In Stranger Than We Can Imagine, John Higgs argues that before 1900, history seemed to make sense. We can understand innovations like electricity, agriculture and democracy. The twentieth century, in contrast, gave us relativity, cubism, quantum mechanics, the id, existentialism, Stalin, psychedelics, chaos mathematics, climate change, and postmodernism.
In order to understand such a disorienting barrage of unfamiliar and knotty ideas, Higgs shows us, we need to shift the framework of our interpretation and view these concepts within the context of a new kind of historical narrative.
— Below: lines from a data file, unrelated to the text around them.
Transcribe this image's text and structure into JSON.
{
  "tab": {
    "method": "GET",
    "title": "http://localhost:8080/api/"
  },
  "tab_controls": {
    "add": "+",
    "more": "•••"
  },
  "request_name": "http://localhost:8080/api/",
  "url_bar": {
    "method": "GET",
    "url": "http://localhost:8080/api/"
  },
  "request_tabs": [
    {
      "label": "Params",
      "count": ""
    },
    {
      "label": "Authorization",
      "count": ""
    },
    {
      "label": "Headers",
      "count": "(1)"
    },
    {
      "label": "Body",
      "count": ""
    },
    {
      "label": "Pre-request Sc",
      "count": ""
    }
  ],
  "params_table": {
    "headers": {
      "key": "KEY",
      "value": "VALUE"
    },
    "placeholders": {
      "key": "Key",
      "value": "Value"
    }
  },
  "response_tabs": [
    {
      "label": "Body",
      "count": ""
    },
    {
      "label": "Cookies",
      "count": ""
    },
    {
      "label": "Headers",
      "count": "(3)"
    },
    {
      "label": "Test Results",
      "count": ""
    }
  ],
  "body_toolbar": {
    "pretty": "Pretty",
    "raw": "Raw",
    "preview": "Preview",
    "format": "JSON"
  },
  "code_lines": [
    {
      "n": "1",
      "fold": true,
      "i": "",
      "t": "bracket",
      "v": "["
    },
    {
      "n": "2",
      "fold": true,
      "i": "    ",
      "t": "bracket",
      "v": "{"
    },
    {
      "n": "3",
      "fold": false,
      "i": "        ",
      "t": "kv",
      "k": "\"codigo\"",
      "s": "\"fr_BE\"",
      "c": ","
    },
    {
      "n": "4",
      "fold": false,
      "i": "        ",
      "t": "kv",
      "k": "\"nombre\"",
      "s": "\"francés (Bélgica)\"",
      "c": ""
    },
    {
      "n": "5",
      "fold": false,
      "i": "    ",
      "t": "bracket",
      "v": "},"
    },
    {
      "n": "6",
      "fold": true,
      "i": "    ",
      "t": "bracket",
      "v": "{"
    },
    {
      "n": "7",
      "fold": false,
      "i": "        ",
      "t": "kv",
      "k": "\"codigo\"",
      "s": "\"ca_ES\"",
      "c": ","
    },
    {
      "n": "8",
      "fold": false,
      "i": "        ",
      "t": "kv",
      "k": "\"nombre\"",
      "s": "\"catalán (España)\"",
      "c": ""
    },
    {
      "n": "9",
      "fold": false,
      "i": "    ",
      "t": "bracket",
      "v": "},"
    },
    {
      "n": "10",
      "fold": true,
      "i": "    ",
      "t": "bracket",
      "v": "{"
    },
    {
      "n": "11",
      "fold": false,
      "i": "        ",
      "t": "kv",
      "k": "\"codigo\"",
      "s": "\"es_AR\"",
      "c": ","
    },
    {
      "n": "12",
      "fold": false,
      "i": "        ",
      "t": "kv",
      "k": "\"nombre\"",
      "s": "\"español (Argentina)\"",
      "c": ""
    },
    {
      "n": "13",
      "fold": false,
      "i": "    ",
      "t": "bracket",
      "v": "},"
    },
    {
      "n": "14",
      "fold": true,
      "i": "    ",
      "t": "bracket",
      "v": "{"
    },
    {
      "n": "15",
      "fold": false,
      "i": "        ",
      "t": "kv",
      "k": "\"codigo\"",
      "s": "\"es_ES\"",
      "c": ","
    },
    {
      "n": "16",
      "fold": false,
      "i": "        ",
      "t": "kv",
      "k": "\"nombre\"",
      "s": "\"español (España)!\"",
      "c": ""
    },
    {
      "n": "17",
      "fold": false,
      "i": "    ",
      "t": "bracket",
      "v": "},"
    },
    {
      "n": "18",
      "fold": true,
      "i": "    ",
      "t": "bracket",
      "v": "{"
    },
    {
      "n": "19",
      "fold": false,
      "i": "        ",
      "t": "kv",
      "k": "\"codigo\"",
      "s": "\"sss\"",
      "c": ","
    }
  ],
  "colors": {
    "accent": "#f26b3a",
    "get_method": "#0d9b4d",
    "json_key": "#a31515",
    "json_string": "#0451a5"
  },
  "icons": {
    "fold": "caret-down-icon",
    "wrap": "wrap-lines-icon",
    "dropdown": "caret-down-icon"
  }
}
Instead of looking at it as another step forward in a stable path, we need to look at the twentieth century as a chaotic seismic shift, upending all linear narratives.
Higgs invites us along as he journeys across a century “about which we know too much” in order to grant us a new perspective on it. He brings a refreshingly non-academic, eclectic and infectiously energetic approach to his subjects as well as a unique ability to explain how complex ideas connect and intersect — whether he’s discussing Einstein’s theories of relativity, the Beat poets’ interest in Eastern thought, or the bright spots and pitfalls of the American Dream.